Earlier this month, Kenya has overhauled the regulatory framework of the energy and petroleum sectors with the enactment of two laws that put emphasis on increasing electricity connectivity.
With the new legislation, the Energy Regulatory Commission will license new companies to sell power and take away Kenya Power’s control over the dispatch center, which determines what energy sources will feed the national grid.
Safaricom executives said the signing into law of the Energy Bill 2017 by President Uhuru Kenyatta on Tuesday, which provides for rollout of net-metering, was a boon especially for large private companies.
Under net-metering, households and companies connected to the national power grid and at the same time having their own rooftop solar panels will be allowed to inject their excess generated power into the grid.

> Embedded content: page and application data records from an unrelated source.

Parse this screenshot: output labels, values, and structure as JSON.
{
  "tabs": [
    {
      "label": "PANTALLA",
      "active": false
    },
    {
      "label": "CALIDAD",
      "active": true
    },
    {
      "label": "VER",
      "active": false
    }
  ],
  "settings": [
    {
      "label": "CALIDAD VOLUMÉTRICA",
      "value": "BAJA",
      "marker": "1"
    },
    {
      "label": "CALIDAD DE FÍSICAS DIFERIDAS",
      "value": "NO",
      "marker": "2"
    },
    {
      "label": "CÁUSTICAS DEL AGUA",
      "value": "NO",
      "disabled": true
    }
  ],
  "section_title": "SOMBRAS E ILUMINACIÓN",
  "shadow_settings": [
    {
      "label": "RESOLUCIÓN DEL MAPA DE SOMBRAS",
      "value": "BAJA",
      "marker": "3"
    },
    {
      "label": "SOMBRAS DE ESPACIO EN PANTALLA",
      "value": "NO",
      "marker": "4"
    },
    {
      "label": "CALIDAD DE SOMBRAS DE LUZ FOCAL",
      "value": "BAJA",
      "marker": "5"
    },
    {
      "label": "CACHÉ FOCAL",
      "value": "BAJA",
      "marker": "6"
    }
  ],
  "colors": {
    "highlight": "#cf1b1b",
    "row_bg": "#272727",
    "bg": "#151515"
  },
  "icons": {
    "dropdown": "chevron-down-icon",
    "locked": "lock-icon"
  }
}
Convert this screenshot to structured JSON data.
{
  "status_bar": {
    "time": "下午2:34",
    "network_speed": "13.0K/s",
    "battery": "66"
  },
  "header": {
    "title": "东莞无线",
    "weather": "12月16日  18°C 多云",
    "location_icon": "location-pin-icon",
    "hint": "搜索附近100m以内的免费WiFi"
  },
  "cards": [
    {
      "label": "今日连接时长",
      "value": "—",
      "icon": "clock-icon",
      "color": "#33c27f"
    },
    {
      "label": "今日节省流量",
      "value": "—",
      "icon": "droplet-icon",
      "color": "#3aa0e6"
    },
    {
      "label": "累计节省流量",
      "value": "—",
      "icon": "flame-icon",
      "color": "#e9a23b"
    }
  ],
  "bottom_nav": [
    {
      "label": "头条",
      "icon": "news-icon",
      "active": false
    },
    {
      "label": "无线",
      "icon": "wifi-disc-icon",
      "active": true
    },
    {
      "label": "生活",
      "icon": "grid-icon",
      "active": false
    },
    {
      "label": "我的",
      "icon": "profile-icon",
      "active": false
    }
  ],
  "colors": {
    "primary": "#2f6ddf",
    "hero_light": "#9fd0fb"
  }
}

“Net-metering is going to be very important especially for large organizations in Africa. If you take the example of a big mobile company like Safaricom, we have a footprint that covers every corner of Kenya through base stations,” Safaricom chief corporate affairs officer Stephen Chege said.
The company, the most profitable in East and Central Africa, owns and operates 4,945 base stations (cell phone towers) in Kenya, majority of which are connected to the national grid and hybridized by solar power and standby diesel generators.
Currently, the firm is in the pay-as-you-go (pay per use) solar kits market through its Nairobi-based partner M-Kopa.